# TASK OBJECTIVE
Omitting all images, output the entries that follow exactly as written.

________________________

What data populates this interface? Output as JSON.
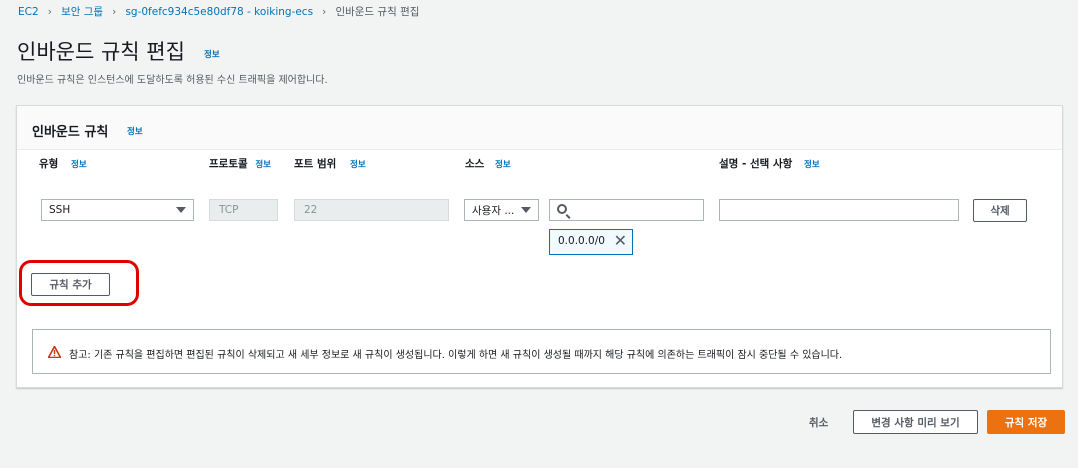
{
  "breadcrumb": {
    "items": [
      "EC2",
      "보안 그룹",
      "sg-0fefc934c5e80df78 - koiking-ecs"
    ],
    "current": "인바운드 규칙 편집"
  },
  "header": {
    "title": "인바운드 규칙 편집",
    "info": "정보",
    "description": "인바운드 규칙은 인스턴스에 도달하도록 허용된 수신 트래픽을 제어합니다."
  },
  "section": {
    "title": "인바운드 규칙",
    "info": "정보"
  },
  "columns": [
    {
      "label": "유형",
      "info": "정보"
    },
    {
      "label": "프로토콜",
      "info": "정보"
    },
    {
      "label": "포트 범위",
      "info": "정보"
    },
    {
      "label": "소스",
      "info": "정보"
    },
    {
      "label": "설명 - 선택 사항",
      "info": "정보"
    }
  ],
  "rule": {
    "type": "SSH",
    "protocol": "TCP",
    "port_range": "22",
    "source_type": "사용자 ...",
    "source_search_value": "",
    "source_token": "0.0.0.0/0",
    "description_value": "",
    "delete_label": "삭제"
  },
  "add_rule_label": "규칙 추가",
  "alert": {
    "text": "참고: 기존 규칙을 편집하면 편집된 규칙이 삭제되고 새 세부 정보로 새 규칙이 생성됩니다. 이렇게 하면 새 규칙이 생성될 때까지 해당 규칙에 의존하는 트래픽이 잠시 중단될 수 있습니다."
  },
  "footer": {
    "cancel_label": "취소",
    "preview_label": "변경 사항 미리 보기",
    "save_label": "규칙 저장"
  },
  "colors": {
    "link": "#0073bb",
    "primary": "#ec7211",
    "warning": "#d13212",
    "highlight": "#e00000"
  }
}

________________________

# RESPONSE FOR THIS EXERCISE
What data populates this interface? Output as JSON.
{
  "breadcrumb": {
    "items": [
      "EC2",
      "보안 그룹",
      "sg-0fefc934c5e80df78 - koiking-ecs"
    ],
    "current": "인바운드 규칙 편집"
  },
  "header": {
    "title": "인바운드 규칙 편집",
    "info": "정보",
    "description": "인바운드 규칙은 인스턴스에 도달하도록 허용된 수신 트래픽을 제어합니다."
  },
  "section": {
    "title": "인바운드 규칙",
    "info": "정보"
  },
  "columns": [
    {
      "label": "유형",
      "info": "정보"
    },
    {
      "label": "프로토콜",
      "info": "정보"
    },
    {
      "label": "포트 범위",
      "info": "정보"
    },
    {
      "label": "소스",
      "info": "정보"
    },
    {
      "label": "설명 - 선택 사항",
      "info": "정보"
    }
  ],
  "rule": {
    "type": "SSH",
    "protocol": "TCP",
    "port_range": "22",
    "source_type": "사용자 ...",
    "source_search_value": "",
    "source_token": "0.0.0.0/0",
    "description_value": "",
    "delete_label": "삭제"
  },
  "add_rule_label": "규칙 추가",
  "alert": {
    "text": "참고: 기존 규칙을 편집하면 편집된 규칙이 삭제되고 새 세부 정보로 새 규칙이 생성됩니다. 이렇게 하면 새 규칙이 생성될 때까지 해당 규칙에 의존하는 트래픽이 잠시 중단될 수 있습니다."
  },
  "footer": {
    "cancel_label": "취소",
    "preview_label": "변경 사항 미리 보기",
    "save_label": "규칙 저장"
  },
  "colors": {
    "link": "#0073bb",
    "primary": "#ec7211",
    "warning": "#d13212",
    "highlight": "#e00000"
  }
}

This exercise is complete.